First things first. Happy birthday Matthew Kelleher.
Dropped by Shag tonight for Matt's official, actual birthday. The real Matt. Not the Saturday night who's that of Manhattan birthday Matty with the Polo logo you can see from space, enveloped by miles of male perfection. No, no. I skipped that Matty in favor of Phoenix Pride. The Matt I know was at Shag on Thursday, his real birthdate. Parker enthusiast. Notre Dame radio star. Rowdy rower. Jersey girl. That's my Matt.
Ben Harvey and I conspired to create an A Gay power foursome. The Fantastic Four! But better than the movie. I brought Matt and Ben Harvey brought the eponymous Charlie. Oh Charlie. As I have blogged frequently, I have been studying travels with Charlie, largely at Vlada, my usual watering hole, for months now. Of late, he has not been there, leading me to believe I am a more dedicated alcoholic and not quite the recluse I tend to see myself as. As a modern day Jane Goodall, crouched in the dark recesses of the noisy gay bar, jotting random notes in my head for use later in my online journal of events, I spied Charlie on more than one occasion, though never wanted to interrupt the natural order of things by talking to him.

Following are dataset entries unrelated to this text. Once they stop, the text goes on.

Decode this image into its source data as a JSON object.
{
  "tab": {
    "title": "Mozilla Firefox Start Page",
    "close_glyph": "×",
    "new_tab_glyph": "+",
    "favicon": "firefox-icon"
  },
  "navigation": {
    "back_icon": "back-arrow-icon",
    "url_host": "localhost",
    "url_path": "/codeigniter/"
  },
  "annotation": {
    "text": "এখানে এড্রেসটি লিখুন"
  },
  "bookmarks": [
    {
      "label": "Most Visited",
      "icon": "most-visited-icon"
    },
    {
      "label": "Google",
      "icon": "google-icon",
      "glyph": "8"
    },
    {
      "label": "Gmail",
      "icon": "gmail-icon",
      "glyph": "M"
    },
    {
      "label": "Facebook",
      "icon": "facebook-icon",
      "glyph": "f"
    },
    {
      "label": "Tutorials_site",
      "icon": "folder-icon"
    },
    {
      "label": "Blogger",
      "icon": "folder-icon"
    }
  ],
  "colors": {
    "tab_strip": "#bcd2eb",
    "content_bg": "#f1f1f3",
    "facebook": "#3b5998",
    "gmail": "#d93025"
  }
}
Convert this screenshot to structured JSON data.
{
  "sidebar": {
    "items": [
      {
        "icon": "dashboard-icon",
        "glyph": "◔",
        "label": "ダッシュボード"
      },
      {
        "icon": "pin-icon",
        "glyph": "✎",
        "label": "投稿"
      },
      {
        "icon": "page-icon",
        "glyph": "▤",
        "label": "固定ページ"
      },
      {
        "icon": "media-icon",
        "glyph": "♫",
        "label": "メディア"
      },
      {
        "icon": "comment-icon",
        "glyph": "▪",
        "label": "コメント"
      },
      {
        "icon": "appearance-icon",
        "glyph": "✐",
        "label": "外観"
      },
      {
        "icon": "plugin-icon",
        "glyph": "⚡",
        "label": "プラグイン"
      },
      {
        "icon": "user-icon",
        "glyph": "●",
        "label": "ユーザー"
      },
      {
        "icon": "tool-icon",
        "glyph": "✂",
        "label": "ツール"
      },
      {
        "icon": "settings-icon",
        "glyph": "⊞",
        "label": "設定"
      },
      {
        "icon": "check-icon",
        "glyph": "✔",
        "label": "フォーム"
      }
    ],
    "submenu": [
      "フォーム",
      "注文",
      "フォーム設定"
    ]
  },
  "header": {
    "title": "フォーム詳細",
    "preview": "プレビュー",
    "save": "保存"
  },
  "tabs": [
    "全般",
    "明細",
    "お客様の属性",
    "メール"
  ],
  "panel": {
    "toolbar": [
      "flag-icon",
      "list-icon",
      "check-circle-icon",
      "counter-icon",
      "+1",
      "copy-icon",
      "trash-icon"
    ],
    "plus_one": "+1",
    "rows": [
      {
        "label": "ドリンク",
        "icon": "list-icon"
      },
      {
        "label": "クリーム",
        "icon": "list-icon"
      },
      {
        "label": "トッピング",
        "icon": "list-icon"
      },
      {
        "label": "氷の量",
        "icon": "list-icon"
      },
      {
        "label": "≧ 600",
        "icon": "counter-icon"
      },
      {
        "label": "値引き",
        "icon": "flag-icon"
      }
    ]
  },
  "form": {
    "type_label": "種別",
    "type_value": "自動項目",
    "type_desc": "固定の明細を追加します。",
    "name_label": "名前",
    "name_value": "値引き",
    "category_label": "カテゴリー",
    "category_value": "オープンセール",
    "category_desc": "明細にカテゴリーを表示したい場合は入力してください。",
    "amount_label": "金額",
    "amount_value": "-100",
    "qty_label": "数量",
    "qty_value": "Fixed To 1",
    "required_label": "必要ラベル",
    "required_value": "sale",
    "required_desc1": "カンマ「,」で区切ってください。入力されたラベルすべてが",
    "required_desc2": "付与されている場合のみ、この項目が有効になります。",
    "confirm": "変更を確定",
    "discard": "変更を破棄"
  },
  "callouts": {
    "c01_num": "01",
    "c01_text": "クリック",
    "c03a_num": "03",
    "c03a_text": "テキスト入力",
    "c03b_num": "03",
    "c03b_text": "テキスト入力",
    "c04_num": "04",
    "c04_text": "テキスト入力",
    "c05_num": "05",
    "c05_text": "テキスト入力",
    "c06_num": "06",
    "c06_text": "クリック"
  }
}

From a distance, he has a winning smile, which is not diminished by closer inspection. Tonight at Shag he reminded me that we had met before, some time ago at Beige.
It is at this point that the trolley really jumped the tracks. For weeks now, I have been on the brink of a nervous breakdown. I have had two different emotions colliding inside me for weeks, like a pair of hurricanes flung together in such a way that neither has an eye of calm anymore. On the one hand, I have my prolonged house closing, the stress of which has ruined my normally blissful slumber for three weeks now. The second storm was caused by the Bravo series Work Out, which is especially infuriating because it is neither a show that I like nor one I watch! But I did catch the season opener and the death of Doug on the show has hit me very hard. In particular, the "fat" trainer Jesse, who is the love of my life, showed callous disregard for Doug. "I don't need him in my life," he casually declared, cementing his guaranteed camera time. In hindsight, such blithe muggings for extra airtime on a basic cable channel look shallower than a child's wading pool and just as disgusting to watch as a soggy, full diaper floating in it.
Faced with Doug's mortality, I have been spurred into action, not to let that kind of pettiness rule my life. It fueled my endgame with Fat Ass, and in general, has left me with a constant sense of urgency about things said and done. It has made me more accomplished, and also more scattered in my thoughts, as I sift through the sands of my life, looking for the shards of broken glass to throw out. Compounding this with the Byzantine rules surrounding home purchase in the state of New York and I can hardly remember my own name. So when, after four hours of radio with guest host Cyd Zeigler, and sitting on an empty stomach and a full drink, Charlie mentioned Beige, I couldn't for the life of me remember the bar or its location in New York City. Even though I have been there at least 20 times in the last six years. This gave Charlie the upper hand to chide me for the rest of the evening about my inability to remember who or what I was. These kids today.
I barely got a chance to talk to Ben Harvey, or Matt, or even Cyd, who I dragged out on a school night. But since it is important to learn from every experience, I did get two things from this evening. First, the gays sure do like to worry. And sometimes they worry about things that mean absolutely nothing at all. Maybe we just like to worry for worrying's sake. Maybe it's a misplaced maternal instinct that, lacking anything to mother, we endlessly mother oursleves and each other. Whatever it is, Doug's death has reminded me that it just isn't worth worrying about. Whatever it is.
Second, I learned that even if I can't remember my own name, or a bar I got drunk in with Matt in Los Angeles (Cherry) or a bar I got drunk in with Matt and Charlie in New York (Beige), or the name of the guy who wrote about me in the New York Times in June 2003 (Bob Morris), I never forget to be an ass about grammar. By Manhattan standards, I may have a fourth grade education, but when's Ben's sweet, sweet friend Jeremy, who writes for the New York Times said "when Saddam was hung," I reflexively muttered "hanged" under my breath. Twice.
Because just like life, once just isn't enough to say everything you need to say.